A critically important part of TRUST is to establish shared expectations between doctors and patients as to the goals to be achieved and the methods and time to achieve them. These shared expectations create unity of purpose and produce a stronger relationship built on common goals and mutual responsibilities. In the sad case of Dr Wang, it is apparent that at best there was insufficient communication about the plan of care and that at worst there was no explicit or trusted plan of care. The most trusted and powerful patient-doctor relationships develop when patients are convinced that their doctors have their best interests at heart and will do their best to help them.


TRUST is about more than satisfactory relationships. Patients expect their family doctors and other health professionals to possess diagnostic and therapeutic skills that reflect currency and competence. Health professionals often fret that patients expect perfection. They do not. They do expect a sincere effort using the most appropriate knowledge and resources given their specific circumstances.


Perhaps the most important element of TRUST is transparency. Patients want clarity about what needs to happen for their condition and why. The extent of disclosure will vary depending on the patient’s age, desire or capacity to know, and cultural expectations. Related to the issue of disclosure about diagnosis and treatment is the question of self-disclosure by the doctor. People are more likely to TRUST another when they have a better sense of that other person. It can be quite challenging to accomplish self-disclosure without misleading the patient about the doctor’s intention to strengthen a professional, rather than personal, relationship and without turning the doctor into the center of attention. Transparency becomes especially important when an error or unexpected or unwanted outcome has occurred.
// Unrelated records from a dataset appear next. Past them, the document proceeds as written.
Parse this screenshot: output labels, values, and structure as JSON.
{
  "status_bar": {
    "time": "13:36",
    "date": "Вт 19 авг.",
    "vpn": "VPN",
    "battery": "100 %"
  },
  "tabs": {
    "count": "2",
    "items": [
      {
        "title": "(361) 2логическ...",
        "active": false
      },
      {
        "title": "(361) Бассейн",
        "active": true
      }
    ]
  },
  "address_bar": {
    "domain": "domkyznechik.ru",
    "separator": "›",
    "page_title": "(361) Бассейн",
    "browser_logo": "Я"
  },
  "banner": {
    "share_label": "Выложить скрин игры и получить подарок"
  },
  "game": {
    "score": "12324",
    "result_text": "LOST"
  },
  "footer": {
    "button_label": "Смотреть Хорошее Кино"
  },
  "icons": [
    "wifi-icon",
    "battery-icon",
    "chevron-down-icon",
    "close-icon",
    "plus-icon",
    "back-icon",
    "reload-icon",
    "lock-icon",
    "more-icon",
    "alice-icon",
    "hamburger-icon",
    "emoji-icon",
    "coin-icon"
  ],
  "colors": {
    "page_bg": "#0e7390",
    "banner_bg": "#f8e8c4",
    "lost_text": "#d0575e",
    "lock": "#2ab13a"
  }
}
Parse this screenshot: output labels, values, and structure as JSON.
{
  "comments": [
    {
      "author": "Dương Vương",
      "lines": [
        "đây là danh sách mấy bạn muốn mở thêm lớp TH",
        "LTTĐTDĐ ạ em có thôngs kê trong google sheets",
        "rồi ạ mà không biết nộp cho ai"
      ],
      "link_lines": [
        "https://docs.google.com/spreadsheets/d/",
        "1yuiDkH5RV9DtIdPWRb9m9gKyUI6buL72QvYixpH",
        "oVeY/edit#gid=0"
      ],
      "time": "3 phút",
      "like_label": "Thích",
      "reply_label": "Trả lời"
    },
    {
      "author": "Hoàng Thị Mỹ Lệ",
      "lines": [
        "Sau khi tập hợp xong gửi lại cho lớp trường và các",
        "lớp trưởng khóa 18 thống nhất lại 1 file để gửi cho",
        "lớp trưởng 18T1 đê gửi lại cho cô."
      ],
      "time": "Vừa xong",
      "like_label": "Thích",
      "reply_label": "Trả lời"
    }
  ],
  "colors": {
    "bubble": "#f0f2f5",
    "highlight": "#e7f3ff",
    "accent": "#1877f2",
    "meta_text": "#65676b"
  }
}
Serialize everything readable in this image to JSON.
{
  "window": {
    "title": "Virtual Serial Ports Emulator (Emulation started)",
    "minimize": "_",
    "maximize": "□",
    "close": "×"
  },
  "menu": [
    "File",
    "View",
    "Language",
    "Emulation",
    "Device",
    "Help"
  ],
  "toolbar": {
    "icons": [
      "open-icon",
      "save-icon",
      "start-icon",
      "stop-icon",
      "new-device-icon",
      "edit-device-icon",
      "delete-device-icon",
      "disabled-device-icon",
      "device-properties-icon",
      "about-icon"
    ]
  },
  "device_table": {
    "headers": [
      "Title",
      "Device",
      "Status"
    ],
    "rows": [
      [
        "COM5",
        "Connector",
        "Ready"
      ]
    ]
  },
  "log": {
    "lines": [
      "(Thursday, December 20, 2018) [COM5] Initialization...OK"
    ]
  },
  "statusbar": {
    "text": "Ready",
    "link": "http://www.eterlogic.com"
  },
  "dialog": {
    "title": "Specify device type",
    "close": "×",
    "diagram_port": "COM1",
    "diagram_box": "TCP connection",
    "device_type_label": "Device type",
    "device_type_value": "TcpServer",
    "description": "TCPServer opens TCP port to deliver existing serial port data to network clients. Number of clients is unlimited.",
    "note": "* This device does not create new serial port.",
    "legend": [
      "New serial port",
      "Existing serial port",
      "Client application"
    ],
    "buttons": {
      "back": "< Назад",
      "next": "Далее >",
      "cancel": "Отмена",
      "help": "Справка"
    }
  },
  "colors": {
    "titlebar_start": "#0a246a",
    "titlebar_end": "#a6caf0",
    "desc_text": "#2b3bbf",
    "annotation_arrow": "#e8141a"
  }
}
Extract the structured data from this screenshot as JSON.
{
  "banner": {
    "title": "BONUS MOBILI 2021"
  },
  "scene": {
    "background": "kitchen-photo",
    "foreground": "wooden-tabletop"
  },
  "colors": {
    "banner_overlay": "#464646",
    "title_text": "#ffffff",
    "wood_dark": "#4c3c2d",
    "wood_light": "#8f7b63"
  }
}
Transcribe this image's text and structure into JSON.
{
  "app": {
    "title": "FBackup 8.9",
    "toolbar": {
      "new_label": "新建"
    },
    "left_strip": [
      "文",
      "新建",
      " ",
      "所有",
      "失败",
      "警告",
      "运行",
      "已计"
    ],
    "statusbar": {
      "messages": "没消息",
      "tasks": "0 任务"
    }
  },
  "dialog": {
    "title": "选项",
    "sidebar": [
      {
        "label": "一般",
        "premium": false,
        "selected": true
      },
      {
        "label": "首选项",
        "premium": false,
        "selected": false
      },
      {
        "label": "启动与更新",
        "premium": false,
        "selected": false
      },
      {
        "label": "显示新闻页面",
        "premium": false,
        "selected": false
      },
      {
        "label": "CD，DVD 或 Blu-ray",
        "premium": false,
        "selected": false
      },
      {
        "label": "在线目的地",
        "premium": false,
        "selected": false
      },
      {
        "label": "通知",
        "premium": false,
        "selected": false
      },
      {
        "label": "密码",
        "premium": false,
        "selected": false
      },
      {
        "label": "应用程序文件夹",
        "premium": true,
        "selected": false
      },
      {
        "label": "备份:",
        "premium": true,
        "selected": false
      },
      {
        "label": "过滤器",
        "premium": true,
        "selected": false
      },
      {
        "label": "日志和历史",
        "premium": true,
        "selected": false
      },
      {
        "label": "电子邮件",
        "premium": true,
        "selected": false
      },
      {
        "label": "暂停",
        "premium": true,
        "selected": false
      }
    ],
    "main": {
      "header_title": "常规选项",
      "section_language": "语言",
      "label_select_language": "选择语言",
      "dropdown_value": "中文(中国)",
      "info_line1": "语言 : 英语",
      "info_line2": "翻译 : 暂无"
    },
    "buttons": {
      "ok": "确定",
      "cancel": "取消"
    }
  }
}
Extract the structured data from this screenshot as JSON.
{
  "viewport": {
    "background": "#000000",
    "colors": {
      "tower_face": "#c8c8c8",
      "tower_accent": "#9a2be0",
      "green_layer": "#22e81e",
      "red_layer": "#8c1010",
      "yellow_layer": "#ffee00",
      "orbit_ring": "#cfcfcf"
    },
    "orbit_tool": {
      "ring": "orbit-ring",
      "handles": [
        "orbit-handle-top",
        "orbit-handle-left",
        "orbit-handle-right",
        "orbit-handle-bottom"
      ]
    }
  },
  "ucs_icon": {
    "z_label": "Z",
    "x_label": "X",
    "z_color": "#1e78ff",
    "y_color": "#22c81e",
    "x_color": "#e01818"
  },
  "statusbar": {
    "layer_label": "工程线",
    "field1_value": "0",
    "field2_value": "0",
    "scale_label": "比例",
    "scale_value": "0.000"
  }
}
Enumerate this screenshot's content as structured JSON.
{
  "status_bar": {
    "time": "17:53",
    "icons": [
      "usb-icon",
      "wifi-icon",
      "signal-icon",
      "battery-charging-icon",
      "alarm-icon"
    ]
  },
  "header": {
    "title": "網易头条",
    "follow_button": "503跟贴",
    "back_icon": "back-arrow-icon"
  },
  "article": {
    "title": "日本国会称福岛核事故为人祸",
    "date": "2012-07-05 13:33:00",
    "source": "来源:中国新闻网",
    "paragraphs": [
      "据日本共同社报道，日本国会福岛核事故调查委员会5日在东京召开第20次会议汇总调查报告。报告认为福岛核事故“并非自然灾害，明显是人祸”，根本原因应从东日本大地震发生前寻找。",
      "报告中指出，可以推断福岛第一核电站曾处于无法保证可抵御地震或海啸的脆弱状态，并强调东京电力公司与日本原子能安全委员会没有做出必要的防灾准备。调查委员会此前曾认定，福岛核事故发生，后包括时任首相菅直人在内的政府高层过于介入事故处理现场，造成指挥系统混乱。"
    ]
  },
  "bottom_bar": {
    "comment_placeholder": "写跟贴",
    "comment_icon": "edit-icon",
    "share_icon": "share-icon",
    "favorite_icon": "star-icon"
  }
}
Seeking the patient’s perceptions on what happened and what went wrong demonstrates respect and concern. Briefing the patient with a clear accounting of what happened and why provides a reality check for what was possible given current knowledge and resources. A useful approach is to employ “magical” language that acknowledges the magical thinking that people often use to explain and comprehend their current situation. An example might be, “I also wish you did not have diabetes, but we can work together to reduce its effect on your health.” When a mistake in care has occurred, transparency makes it possible to express empathy about the undesired result and to seek forgiveness when appropriate.

The ability to develop and maintain TRUST is essential for family doctors. Without TRUST, patients will doubt professionals’ motives, adherence to recommendations will be less dependable, and outcomes will suffer. Patients are unlikely to TRUST the health care system unless they TRUST the individual professionals from whom they seek care. The best way to build TRUST in the system is one patient at a time.

Professor Richard Roberts
World Organization of Family Doctors